[Task directions]
Your answer must consist of one number: how many lines in the records contain "title".

*** Opening of Material shown ***

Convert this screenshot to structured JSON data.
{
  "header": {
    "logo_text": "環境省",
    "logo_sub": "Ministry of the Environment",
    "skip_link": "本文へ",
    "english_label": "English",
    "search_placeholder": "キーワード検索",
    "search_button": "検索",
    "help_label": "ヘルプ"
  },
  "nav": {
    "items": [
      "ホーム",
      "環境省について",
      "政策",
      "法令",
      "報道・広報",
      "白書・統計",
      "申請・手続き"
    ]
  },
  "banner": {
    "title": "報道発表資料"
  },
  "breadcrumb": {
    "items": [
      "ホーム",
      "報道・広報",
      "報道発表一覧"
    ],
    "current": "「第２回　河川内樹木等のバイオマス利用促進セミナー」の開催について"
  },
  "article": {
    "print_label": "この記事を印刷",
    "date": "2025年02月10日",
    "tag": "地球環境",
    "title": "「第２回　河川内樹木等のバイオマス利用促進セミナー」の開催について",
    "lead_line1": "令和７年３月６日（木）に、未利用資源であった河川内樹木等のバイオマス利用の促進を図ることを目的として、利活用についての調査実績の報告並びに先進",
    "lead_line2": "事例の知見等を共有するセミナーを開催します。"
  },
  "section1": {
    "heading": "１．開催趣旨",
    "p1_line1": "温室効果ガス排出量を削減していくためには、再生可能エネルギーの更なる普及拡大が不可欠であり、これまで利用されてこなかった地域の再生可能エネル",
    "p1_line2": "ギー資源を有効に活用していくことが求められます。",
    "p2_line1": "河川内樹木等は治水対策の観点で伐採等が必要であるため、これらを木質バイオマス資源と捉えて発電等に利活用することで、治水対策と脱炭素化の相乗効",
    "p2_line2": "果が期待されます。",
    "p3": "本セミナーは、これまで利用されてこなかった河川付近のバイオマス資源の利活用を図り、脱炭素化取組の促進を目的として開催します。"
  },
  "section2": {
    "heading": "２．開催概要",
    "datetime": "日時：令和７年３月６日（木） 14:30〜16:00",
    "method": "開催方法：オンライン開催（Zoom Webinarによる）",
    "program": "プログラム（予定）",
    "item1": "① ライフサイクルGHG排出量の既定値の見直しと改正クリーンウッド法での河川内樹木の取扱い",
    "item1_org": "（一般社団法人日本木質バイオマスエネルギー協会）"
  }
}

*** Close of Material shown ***

[Answer box]
2